Directions for this task:
Within the entries underneath, how many lines include the string "name"? State only the number.

-- Material supplied follows --

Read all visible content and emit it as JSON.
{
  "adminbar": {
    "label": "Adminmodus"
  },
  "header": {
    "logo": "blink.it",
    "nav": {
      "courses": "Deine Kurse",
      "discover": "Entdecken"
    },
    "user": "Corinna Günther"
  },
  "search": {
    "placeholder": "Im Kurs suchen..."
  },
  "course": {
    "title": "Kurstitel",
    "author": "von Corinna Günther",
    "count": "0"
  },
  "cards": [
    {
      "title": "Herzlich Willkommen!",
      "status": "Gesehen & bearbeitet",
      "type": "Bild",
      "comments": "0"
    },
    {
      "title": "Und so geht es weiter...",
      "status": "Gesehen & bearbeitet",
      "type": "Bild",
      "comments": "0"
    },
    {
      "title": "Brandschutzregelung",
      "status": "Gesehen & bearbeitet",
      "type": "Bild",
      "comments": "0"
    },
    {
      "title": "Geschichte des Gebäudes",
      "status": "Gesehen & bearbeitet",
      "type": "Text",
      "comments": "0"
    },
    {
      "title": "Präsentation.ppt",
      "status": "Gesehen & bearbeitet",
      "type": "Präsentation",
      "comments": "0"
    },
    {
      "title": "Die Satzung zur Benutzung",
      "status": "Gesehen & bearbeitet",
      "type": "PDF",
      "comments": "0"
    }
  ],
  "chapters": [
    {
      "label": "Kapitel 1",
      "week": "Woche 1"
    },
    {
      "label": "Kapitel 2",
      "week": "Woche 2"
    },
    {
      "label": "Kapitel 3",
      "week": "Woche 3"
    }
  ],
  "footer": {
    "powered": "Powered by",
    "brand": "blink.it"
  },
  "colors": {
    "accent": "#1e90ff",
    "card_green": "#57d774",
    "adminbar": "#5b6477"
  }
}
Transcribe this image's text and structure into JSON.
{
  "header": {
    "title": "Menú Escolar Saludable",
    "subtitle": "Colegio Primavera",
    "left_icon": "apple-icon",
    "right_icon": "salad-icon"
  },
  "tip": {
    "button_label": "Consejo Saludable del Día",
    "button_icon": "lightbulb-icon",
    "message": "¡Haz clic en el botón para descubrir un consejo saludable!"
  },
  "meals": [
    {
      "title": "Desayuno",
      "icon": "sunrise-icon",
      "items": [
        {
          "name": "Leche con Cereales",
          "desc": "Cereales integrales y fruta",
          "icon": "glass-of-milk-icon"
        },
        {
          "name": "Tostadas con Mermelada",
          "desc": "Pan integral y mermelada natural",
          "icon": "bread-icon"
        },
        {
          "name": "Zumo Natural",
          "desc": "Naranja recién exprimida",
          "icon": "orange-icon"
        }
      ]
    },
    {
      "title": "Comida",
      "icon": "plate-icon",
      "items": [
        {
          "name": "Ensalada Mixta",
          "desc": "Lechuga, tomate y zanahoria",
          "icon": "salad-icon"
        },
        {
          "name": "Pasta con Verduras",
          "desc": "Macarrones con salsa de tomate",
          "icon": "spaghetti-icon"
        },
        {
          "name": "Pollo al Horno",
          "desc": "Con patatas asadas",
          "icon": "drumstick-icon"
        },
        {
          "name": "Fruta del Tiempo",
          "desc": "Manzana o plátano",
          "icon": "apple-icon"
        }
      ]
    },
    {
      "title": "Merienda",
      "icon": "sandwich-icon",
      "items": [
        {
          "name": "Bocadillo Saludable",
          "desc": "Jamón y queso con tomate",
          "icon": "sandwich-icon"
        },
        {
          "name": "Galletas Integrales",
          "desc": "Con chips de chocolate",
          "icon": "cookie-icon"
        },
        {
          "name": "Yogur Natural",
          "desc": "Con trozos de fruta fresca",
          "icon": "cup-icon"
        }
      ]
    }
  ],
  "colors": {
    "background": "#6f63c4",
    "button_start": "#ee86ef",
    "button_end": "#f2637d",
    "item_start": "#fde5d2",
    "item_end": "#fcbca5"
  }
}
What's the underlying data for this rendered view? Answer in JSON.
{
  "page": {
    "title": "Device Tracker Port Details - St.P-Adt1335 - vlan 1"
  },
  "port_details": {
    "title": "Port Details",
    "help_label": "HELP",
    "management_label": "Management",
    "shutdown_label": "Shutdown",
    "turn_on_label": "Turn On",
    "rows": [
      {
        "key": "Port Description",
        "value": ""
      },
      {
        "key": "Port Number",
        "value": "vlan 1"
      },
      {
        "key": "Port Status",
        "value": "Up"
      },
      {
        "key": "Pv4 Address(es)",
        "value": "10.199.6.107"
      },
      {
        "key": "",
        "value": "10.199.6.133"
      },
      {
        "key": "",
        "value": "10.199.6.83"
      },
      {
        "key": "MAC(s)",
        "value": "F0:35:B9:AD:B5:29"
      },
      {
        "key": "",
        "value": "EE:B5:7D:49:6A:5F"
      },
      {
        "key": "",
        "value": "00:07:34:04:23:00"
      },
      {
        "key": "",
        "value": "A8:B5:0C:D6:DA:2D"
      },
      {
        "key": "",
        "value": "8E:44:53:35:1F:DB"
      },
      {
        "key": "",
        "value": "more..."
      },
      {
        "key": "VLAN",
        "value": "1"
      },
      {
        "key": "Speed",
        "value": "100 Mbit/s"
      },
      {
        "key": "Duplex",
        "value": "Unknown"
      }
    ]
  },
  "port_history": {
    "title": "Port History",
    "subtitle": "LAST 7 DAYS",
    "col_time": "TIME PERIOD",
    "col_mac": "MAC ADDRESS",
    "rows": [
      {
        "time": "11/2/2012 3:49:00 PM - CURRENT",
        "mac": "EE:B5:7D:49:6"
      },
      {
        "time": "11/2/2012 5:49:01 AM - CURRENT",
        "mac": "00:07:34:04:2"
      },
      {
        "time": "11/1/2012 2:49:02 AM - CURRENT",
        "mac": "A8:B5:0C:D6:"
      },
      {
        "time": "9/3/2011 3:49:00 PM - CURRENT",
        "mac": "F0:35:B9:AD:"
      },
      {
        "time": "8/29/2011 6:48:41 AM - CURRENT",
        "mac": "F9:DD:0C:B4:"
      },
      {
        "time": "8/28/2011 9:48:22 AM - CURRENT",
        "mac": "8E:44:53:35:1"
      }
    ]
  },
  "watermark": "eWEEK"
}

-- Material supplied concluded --

Answer to this exercise:
10